François Beaune François Beaune - 5 months ago 57
JSON Question

How to omit empty collections when serializing with Json.NET

I'm using Newtonsoft's Json.NET 7.0.0.0 to serialize classes to JSON from C#:

class Foo
{
public string X;
public List<string> Y = new List<string>();
}

var json =
JsonConvert.SerializeObject(
new Foo(),
Formatting.Indented,
new JsonSerializerSettings { NullValueHandling = NullValueHandling.Ignore });


The value of
json
here is

{ "Y": [] }


but I would like it to be
{ }
if
Y
is an empty list.

I couldn't find a satisfactory way to achieve this. Maybe with a custom contract resolver?

Answer

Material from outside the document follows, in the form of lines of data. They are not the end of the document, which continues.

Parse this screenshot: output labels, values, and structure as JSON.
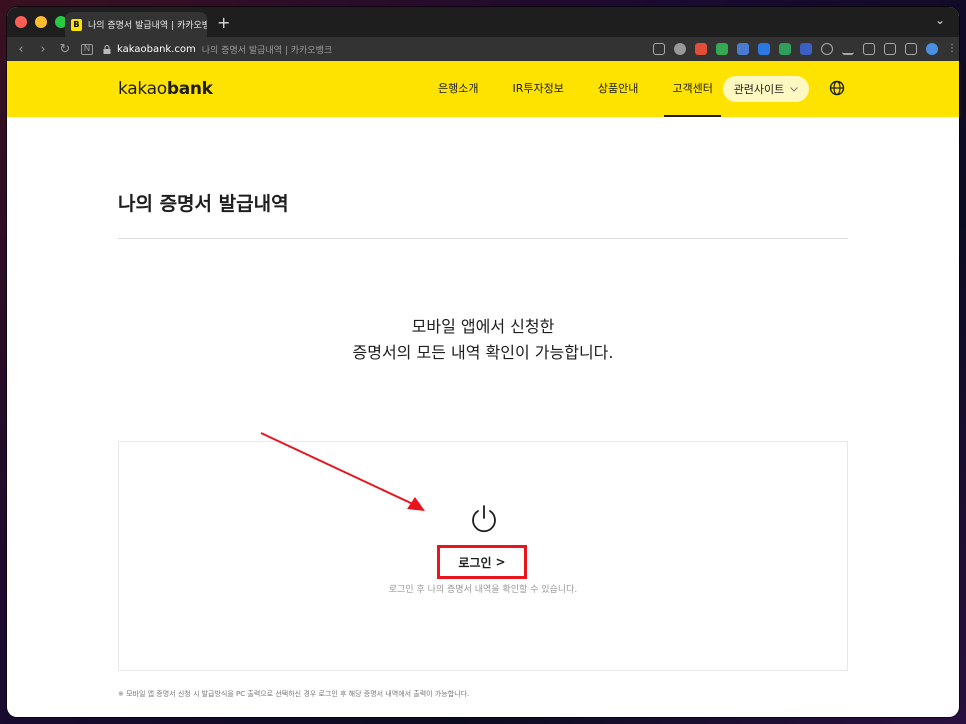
{
  "browser": {
    "tab_title": "나의 증명서 발급내역 | 카카오뱅크",
    "favicon_letter": "B",
    "new_tab": "+",
    "url_domain": "kakaobank.com",
    "url_title": "나의 증명서 발급내역 | 카카오뱅크"
  },
  "header": {
    "logo_light": "kakao",
    "logo_bold": "bank",
    "nav": [
      "은행소개",
      "IR투자정보",
      "상품안내",
      "고객센터"
    ],
    "active_nav": "고객센터",
    "related_sites": "관련사이트",
    "brand_color": "#ffe300"
  },
  "main": {
    "title": "나의 증명서 발급내역",
    "lead_line1": "모바일 앱에서 신청한",
    "lead_line2": "증명서의 모든 내역 확인이 가능합니다.",
    "login_label": "로그인",
    "login_chevron": ">",
    "login_desc": "로그인 후 나의 증명서 내역을 확인할 수 있습니다.",
    "footnote": "※ 모바일 앱 증명서 신청 시 발급방식을 PC 출력으로 선택하신 경우 로그인 후 해당 증명서 내역에서 출력이 가능합니다.",
    "highlight_color": "#e8141e"
  },
  "icons": [
    "power-icon",
    "globe-icon",
    "chevron-down-icon",
    "lock-icon"
  ]
}
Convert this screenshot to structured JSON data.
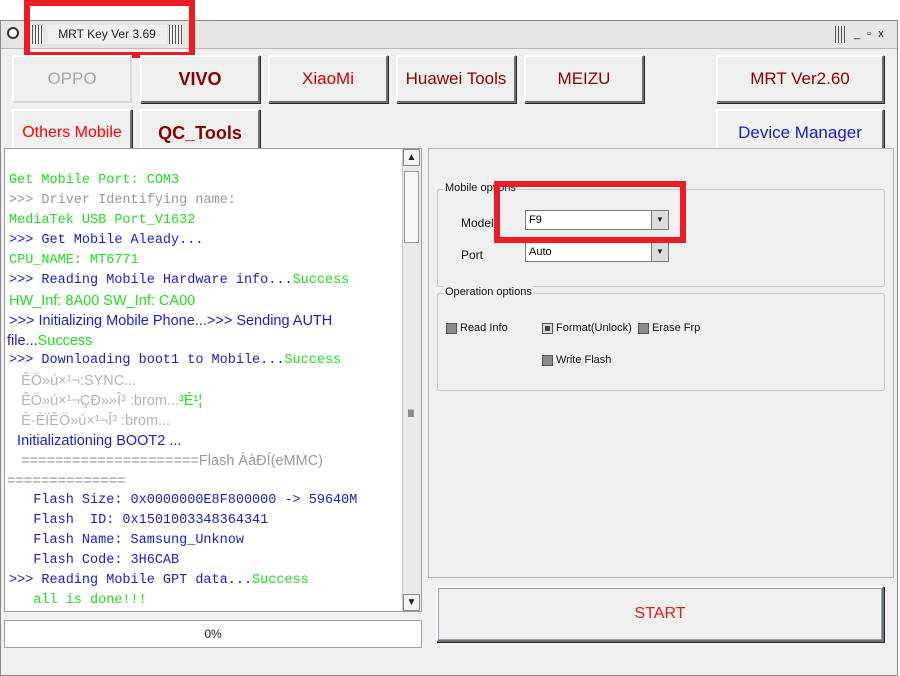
{
  "window": {
    "title": "MRT Key Ver 3.69",
    "controls": {
      "minimize": "_",
      "restore": "▫",
      "close": "x"
    }
  },
  "toolbar": {
    "oppo": "OPPO",
    "vivo": "VIVO",
    "xiaomi": "XiaoMi",
    "huawei": "Huawei Tools",
    "meizu": "MEIZU",
    "mrt": "MRT Ver2.60",
    "others": "Others Mobile",
    "qc_tools": "QC_Tools",
    "device_manager": "Device Manager"
  },
  "log": {
    "lines": [
      {
        "prefix": "",
        "text": "   Get Mobile Port:  COM3",
        "suffix": ""
      },
      {
        "prefix": ">>> ",
        "text": "Driver Identifying name:",
        "suffix": ""
      },
      {
        "prefix": "",
        "text": "   MediaTek USB Port_V1632",
        "suffix": ""
      },
      {
        "prefix": ">>> ",
        "text": "Get Mobile Aleady...",
        "suffix": ""
      },
      {
        "prefix": "",
        "text": "   CPU_NAME: MT6771",
        "suffix": ""
      },
      {
        "prefix": ">>> ",
        "text": "Reading Mobile Hardware info...",
        "suffix": "Success"
      },
      {
        "prefix": "",
        "text": "   HW_Inf: ",
        "value1": "8A00",
        "mid": "   SW_Inf: ",
        "value2": "CA00"
      },
      {
        "prefix": ">>> ",
        "text": "Initializing Mobile Phone...>>> Sending AUTH",
        "suffix": ""
      },
      {
        "prefix": "",
        "text": "file...",
        "suffix": "Success"
      },
      {
        "prefix": ">>> ",
        "text": "Downloading boot1 to Mobile...",
        "suffix": "Success"
      },
      {
        "prefix": "",
        "text": "   ÊÖ»ú×¹¬:SYNC...",
        "suffix": ""
      },
      {
        "prefix": "",
        "text": "   ÊÖ»ú×¹¬ÇÐ»»Î³ :brom...",
        "suffix": "³É¹¦"
      },
      {
        "prefix": "",
        "text": "   È·ÈÏÊÖ»ú×¹¬Î³ :brom...",
        "suffix": ""
      },
      {
        "prefix": "",
        "text": "  Initializationing BOOT2 ...",
        "suffix": ""
      },
      {
        "prefix": "",
        "text": "   =====================",
        "tail": "Flash ÀàÐÍ(eMMC)"
      },
      {
        "prefix": "",
        "text": "==============",
        "suffix": ""
      },
      {
        "prefix": "",
        "text": "   Flash Size: 0x0000000E8F800000 -> 59640M",
        "suffix": ""
      },
      {
        "prefix": "",
        "text": "   Flash  ID: 0x1501003348364341",
        "suffix": ""
      },
      {
        "prefix": "",
        "text": "   Flash Name: Samsung_Unknow",
        "suffix": ""
      },
      {
        "prefix": "",
        "text": "   Flash Code: 3H6CAB",
        "suffix": ""
      },
      {
        "prefix": ">>> ",
        "text": "Reading Mobile GPT data...",
        "suffix": "Success"
      },
      {
        "prefix": "",
        "text": "   all is done!!!",
        "suffix": ""
      }
    ]
  },
  "progress": {
    "label": "0%",
    "value": 0
  },
  "mobile_options": {
    "legend": "Mobile options",
    "model_label": "Model",
    "model_value": "F9",
    "port_label": "Port",
    "port_value": "Auto"
  },
  "operation_options": {
    "legend": "Operation options",
    "read_info": "Read Info",
    "format_unlock": "Format(Unlock)",
    "erase_frp": "Erase Frp",
    "write_flash": "Write Flash"
  },
  "start_button": "START",
  "colors": {
    "green": "#22dd22",
    "gray": "#999999",
    "blue": "#1c1ccc",
    "red": "#ff0000",
    "dark_red": "#8b0000",
    "highlight": "#ec1c24"
  }
}
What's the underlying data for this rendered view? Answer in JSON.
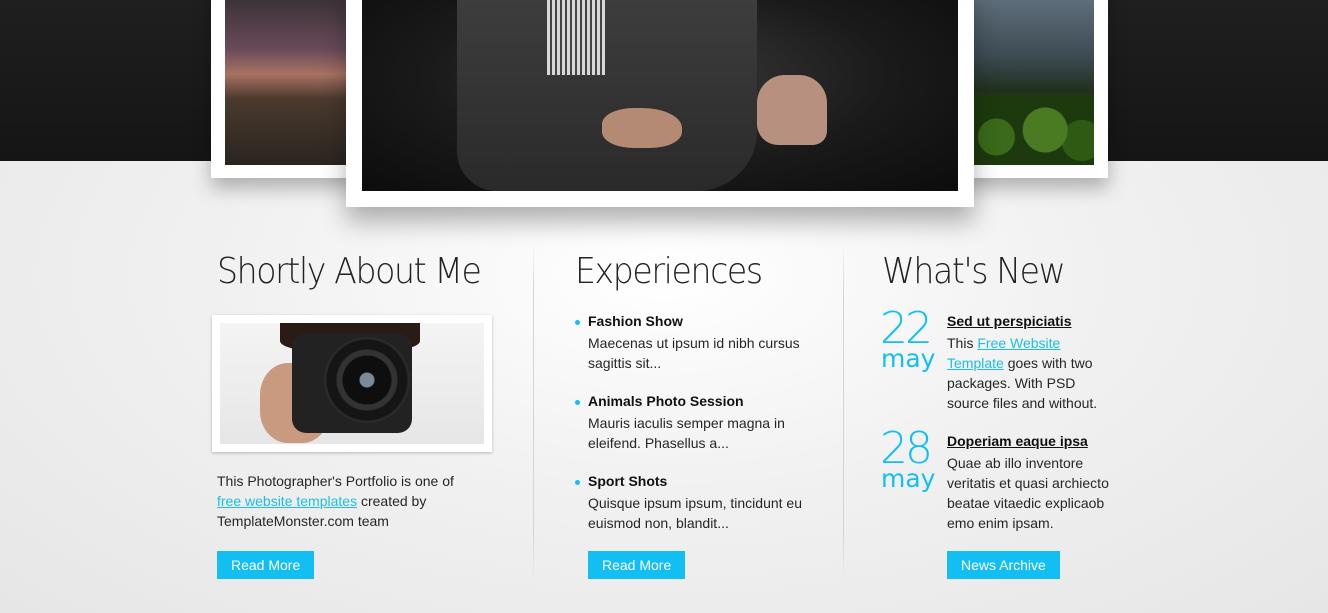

If you're looking for a solution which can be used generically across different types and does not require any modification (attributes, etc), then the best solution that I can think if would be a custom DefaultContractResolver class. It would use reflection to determine if any IEnumerables for a given type are empty.

public class IgnoreEmptyEnumerablesResolver : DefaultContractResolver
{
    public new static readonly IgnoreEmptyEnumerablesResolver Instance = new IgnoreEmptyEnumerablesResolver();

    protected override JsonProperty CreateProperty(MemberInfo member, MemberSerialization memberSerialization)
    {
        var property = base.CreateProperty(member, memberSerialization);

        if (property.PropertyType != typeof(string) &&
            typeof(IEnumerable).IsAssignableFrom(property.PropertyType))
        {
            property.ShouldSerialize = instance =>
            {
                IEnumerable enumerable = null;

                // this value could be in a public field or public property
                switch (member.MemberType)
                {
                    case MemberTypes.Property:
                        enumerable = instance
                            .GetType()
                            .GetProperty(member.Name)
                            .GetValue(instance, null) as IEnumerable;
                        break;
                    case MemberTypes.Field:
                        enumerable = instance
                            .GetType()
                            .GetField(member.Name)
                            .GetValue(instance) as IEnumerable;
                        break;
                    default:
                        break;

                }

                if (enumerable != null)
                {
                    // check to see if there is at least one item in the Enumerable
                    return enumerable.GetEnumerator().MoveNext();
                }
                else
                {
                    // if the list is null, we defer the decision to NullValueHandling
                    return true;
                }

            };
        }

        return property;
    }
}